It is possible that that some people do not consider a pyramid of bright yellow sulfur to be an attractive sight. But for our family, that view always evokes nostalgic smiles and wistful sighs. You see, along with heavy seaplane traffic and the striking architecture of the Vancouver Convention Centre, the miniature mountain of sulfur always signaled to our family that our boat had passed beneath the Lion’s Gate Bridge and was approaching our Coal Harbour dock, one of our favourite boating destinations (we even get into the British spelling as you can see).

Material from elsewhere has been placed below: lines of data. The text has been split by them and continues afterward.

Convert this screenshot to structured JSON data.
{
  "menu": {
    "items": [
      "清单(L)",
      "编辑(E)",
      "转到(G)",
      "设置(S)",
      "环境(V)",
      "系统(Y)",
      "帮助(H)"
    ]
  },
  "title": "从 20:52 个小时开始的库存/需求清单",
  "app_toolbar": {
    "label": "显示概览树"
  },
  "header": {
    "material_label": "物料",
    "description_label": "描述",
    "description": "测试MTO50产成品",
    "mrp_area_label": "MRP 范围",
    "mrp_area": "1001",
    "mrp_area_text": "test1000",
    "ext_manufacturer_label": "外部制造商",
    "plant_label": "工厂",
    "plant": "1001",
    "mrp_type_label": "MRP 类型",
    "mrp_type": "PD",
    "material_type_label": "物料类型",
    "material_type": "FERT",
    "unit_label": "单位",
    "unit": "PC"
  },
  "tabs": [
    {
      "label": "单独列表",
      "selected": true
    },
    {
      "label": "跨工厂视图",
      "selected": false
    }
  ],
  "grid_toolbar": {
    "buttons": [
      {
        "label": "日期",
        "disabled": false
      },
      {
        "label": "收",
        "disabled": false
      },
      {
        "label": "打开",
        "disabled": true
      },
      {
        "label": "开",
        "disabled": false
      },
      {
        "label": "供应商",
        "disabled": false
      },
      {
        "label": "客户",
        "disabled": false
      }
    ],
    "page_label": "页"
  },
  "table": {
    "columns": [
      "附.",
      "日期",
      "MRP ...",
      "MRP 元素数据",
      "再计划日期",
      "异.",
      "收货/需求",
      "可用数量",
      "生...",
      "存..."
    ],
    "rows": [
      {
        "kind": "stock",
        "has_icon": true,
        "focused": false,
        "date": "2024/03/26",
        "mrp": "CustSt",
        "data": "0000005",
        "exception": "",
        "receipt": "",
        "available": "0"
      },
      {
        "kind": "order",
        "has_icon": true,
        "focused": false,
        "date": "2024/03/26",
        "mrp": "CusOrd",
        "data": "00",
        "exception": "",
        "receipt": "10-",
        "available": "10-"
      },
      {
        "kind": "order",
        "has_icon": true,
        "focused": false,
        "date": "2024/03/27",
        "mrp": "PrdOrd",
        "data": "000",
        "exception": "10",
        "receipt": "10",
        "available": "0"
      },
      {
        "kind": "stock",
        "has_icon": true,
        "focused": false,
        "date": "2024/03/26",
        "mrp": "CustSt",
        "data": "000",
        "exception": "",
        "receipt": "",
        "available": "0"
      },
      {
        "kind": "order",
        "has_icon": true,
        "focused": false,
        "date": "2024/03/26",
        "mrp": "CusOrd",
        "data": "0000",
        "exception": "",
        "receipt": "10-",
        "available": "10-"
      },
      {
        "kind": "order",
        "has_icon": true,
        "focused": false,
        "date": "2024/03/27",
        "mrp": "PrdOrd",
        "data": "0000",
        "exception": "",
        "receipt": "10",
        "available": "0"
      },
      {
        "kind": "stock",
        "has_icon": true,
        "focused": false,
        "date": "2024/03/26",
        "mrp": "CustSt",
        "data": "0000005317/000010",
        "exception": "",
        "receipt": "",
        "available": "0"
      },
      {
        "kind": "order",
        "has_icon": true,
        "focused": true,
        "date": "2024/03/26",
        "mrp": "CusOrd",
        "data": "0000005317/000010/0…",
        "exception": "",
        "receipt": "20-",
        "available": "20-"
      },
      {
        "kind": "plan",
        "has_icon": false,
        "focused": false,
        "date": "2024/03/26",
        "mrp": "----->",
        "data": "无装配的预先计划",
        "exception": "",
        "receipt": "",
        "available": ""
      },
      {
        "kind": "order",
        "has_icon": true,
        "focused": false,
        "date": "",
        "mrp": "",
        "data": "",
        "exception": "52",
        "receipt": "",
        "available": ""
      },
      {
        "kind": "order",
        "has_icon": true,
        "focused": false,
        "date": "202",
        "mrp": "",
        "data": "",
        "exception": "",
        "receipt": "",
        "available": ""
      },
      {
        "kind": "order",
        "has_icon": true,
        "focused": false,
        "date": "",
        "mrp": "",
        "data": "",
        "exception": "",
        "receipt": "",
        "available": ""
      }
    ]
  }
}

This past Friday, my husband and I arrived in Vancouver by car rather than by boat, but even so we both felt our spirits lift as we caught sight of the familiar landmark across the harbour. We had come to Vancouver as the cheering squad for our daughter Miriam, who would compete in her first marathon on Sunday. Aside from the achievement of running the 26 mile course in an amazing four and a half hours despite almost constant rain, she and her teammates also raised over a million dollars for Leukemia/Lymphoma research. I was delighted that so many of you supported her efforts. Thank you.
Over the years, our family hasn’t been very typically American in our children’s sports activities. We had a few summers of T-ball and soccer day camp when the kids were younger and a basketball season or two during high school. But our lives never revolved around Little League or driving kids to and from games and practices. Our children’s physical pursuits tended to be more informal neighborhood games, individual endeavors like snow-boarding and the family passion of boating. Parental cheering squads just weren’t often needed.
One reason we weren’t into team sports was that we live in an area with only a small population of Sabbath-observing Jews. Most games were scheduled for Friday night and Saturdays, which our children learned effectively ruled out their participation. One year our son did find a basketball team that played only on weekdays. However, to his disappointment, their final championship game fell on the night of Purim, the Feast of Esther, and he went to synagogue rather than to the gym.
Last November, when Miriam decided she wanted to run a marathon and to train with the well-known Team in Training, the fund raising arm of the Leukemia/Lymphoma Society, she discovered that training was scheduled for Saturdays and Tuesday nights. At that point, had it been me, I would have shrugged and looked for a pottery course instead. But Miriam explained to the coaches that she could not attend the Saturday runs on account of Shabbat and found friends with whom she could run on Sunday instead.
That was one of the ways in which she balanced being part of the group and following her faith. Another was that on this past Saturday, while her team members spent the day before the race touring Vancouver, she and we enjoyed the Sabbath in our hotel. We lit the candles on Friday evening and spent the long sunny Saturday attending worship service, enjoying our Shabbat meals and strolling the busy harbour front to view our beloved snow-clad mountains, the seaplanes and ships, and of course the yellow sulfur stack.
Since the official pre-race pasta party, intended to assist carbohydrate loading, was both on the Sabbath and did not involve kosher food, we brought pasta salad from home for Miriam to eat in our room on Saturday night. With all the issues that cropped up for a religious Jewish participant, her team members were always understanding and helpful. Until Sunday night after the race was over. That was when most of the runners enjoyed a rambunctious party featuring a great deal of the alcohol they had to refrain from in the weeks leading up to the race. They were sure that beer was kosher and were puzzled by our daughter not participating.
Finishing a marathon is a great achievement; living with integrity is an even greater one. Well done, Miriam!